Exercise:
Where a line in the listing contains the string "pressing", copy that line out.

Data START

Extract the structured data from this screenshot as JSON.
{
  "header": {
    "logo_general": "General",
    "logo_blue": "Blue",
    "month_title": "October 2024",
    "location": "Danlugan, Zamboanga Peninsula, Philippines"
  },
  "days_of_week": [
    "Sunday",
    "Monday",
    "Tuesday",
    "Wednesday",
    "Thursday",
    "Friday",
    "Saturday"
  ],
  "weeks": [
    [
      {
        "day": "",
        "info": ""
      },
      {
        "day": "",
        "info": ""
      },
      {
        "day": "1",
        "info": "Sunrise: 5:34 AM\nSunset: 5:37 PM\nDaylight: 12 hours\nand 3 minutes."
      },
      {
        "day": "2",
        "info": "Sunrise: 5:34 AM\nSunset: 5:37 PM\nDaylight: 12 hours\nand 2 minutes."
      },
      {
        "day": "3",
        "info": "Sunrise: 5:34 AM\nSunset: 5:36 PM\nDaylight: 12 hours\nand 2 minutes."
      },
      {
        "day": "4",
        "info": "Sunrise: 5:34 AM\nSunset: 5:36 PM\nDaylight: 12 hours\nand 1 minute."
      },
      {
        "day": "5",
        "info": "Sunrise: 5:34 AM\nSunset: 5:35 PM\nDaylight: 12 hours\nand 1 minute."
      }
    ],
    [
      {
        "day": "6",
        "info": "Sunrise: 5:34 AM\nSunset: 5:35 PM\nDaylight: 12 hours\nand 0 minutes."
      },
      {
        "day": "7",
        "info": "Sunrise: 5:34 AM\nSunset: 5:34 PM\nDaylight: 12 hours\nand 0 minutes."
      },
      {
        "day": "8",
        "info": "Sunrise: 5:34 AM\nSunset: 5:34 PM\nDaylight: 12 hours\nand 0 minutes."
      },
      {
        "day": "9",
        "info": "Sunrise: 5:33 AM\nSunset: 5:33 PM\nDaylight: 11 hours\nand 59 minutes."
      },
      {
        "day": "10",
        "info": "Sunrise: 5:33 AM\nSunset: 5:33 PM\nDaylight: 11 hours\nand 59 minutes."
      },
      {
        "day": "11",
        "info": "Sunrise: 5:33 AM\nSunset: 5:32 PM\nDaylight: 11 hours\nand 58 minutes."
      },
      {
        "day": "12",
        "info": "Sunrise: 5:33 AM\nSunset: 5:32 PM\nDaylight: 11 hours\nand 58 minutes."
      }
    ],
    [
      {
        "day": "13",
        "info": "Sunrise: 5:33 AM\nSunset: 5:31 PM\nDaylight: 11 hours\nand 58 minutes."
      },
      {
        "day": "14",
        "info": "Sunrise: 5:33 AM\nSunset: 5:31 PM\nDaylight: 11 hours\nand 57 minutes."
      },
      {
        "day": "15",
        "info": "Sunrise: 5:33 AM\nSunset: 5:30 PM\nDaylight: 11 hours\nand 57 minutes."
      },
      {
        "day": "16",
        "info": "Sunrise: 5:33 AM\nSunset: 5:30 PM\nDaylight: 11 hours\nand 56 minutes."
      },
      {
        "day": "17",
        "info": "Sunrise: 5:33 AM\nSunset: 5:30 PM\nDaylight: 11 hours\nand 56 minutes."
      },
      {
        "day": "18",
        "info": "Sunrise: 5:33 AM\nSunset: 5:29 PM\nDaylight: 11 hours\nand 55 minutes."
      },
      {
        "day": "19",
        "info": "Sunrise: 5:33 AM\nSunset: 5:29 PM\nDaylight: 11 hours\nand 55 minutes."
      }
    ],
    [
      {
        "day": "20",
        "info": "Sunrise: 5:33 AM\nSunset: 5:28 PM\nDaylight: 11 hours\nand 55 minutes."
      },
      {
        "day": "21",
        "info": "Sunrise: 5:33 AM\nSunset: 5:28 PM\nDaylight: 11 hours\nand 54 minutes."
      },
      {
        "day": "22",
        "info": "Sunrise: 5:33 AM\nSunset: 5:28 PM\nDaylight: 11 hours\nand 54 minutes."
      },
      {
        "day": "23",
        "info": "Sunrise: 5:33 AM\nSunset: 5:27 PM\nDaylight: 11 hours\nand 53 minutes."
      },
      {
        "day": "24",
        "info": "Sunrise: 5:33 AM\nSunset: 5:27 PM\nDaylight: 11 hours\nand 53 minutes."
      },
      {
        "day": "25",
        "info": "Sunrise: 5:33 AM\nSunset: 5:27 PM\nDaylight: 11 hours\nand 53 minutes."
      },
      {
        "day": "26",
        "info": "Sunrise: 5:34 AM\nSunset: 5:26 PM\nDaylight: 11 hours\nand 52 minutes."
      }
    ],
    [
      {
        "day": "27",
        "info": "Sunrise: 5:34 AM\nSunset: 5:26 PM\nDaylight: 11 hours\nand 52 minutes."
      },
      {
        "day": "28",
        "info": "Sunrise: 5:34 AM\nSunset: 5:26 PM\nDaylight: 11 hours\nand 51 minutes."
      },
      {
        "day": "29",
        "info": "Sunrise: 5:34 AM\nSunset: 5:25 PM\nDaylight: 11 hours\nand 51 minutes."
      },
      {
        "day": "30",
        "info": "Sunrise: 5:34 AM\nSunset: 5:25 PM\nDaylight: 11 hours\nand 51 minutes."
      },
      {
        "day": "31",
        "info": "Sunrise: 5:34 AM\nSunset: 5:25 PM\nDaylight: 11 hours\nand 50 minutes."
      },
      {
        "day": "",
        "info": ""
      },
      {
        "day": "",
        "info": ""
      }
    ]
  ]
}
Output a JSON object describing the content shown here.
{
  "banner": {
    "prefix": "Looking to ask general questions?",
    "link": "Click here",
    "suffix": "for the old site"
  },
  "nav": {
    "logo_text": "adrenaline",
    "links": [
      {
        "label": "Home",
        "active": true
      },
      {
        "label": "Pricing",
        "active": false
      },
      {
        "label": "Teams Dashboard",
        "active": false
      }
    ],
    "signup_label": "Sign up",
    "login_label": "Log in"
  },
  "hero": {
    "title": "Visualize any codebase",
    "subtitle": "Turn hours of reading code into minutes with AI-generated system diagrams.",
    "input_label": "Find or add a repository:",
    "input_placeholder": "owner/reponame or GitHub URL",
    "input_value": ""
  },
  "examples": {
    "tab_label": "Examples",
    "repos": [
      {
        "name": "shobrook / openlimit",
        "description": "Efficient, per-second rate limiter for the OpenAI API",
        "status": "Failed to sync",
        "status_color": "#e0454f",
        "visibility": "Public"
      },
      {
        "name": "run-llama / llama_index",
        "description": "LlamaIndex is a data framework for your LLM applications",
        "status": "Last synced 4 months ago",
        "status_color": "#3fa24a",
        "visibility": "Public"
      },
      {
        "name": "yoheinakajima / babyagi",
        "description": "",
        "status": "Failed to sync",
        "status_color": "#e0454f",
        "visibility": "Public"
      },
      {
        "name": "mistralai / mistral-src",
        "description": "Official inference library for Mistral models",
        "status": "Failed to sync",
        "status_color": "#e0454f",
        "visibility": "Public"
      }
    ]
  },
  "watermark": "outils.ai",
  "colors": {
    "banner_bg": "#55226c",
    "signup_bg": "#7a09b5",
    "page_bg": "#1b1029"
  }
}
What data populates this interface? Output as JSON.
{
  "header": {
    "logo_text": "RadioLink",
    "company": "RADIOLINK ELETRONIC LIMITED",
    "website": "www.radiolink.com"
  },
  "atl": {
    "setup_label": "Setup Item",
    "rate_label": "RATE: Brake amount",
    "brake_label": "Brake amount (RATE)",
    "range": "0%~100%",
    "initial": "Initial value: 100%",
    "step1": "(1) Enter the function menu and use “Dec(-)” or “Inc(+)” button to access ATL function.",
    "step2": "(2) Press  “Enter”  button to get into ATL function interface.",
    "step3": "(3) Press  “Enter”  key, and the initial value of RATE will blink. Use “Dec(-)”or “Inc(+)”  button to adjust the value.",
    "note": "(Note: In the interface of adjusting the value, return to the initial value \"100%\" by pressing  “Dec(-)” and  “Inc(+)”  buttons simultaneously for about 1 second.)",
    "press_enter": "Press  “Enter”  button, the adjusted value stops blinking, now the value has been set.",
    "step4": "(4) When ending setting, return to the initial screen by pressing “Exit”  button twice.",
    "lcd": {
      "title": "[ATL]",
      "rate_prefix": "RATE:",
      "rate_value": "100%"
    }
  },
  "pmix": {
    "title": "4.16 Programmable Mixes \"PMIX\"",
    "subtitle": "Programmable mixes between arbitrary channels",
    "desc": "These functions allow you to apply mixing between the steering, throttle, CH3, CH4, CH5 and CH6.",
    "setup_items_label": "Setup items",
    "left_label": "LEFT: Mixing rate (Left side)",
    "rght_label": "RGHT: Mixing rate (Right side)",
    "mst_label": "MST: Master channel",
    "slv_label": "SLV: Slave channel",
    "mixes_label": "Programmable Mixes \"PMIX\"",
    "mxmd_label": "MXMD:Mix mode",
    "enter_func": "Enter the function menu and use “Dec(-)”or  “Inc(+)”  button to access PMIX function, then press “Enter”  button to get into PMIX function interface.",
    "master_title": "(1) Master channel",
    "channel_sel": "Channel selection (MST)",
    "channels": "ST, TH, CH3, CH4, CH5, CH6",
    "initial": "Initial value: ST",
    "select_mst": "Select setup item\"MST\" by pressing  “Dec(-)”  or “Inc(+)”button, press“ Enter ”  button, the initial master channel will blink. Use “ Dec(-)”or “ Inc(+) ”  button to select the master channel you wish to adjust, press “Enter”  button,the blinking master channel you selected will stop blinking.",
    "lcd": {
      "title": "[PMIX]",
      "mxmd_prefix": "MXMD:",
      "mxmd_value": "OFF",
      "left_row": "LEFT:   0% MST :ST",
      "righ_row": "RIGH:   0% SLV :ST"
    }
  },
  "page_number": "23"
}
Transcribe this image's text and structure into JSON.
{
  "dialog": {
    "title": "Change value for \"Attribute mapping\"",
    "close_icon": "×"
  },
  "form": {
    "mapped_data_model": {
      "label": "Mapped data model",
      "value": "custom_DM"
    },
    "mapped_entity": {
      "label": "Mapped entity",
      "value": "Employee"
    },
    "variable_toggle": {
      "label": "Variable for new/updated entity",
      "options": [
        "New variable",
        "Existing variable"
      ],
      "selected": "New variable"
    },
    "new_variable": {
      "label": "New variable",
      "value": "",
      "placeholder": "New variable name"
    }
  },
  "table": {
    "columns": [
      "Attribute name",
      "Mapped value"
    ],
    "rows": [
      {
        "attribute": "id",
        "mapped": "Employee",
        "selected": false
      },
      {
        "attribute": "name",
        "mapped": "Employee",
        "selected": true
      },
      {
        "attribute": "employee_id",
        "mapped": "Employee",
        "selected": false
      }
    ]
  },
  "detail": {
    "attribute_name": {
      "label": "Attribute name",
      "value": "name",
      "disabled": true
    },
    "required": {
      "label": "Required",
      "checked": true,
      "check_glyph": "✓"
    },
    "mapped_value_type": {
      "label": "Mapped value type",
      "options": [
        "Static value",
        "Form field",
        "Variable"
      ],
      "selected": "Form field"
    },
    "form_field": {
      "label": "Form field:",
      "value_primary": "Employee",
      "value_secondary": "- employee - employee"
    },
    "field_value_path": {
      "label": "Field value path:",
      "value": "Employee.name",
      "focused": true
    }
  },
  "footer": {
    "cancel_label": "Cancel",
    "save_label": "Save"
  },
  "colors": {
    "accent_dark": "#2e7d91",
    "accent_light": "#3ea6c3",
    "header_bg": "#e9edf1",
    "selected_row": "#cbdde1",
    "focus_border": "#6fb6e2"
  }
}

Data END

Exercise result:
    "note": "(Note: In the interface of adjusting the value, return to the initial value \"100%\" by pressing  “Dec(-)” and  “Inc(+)”  buttons simultaneously for about 1 second.)",
    "step4": "(4) When ending setting, return to the initial screen by pressing “Exit”  button twice.",
    "select_mst": "Select setup item\"MST\" by pressing  “Dec(-)”  or “Inc(+)”button, press“ Enter ”  button, the initial master channel will blink. Use “ Dec(-)”or “ Inc(+) ”  button to select the master channel you wish to adjust, press “Enter”  button,the blinking master channel you selected will stop blinking.",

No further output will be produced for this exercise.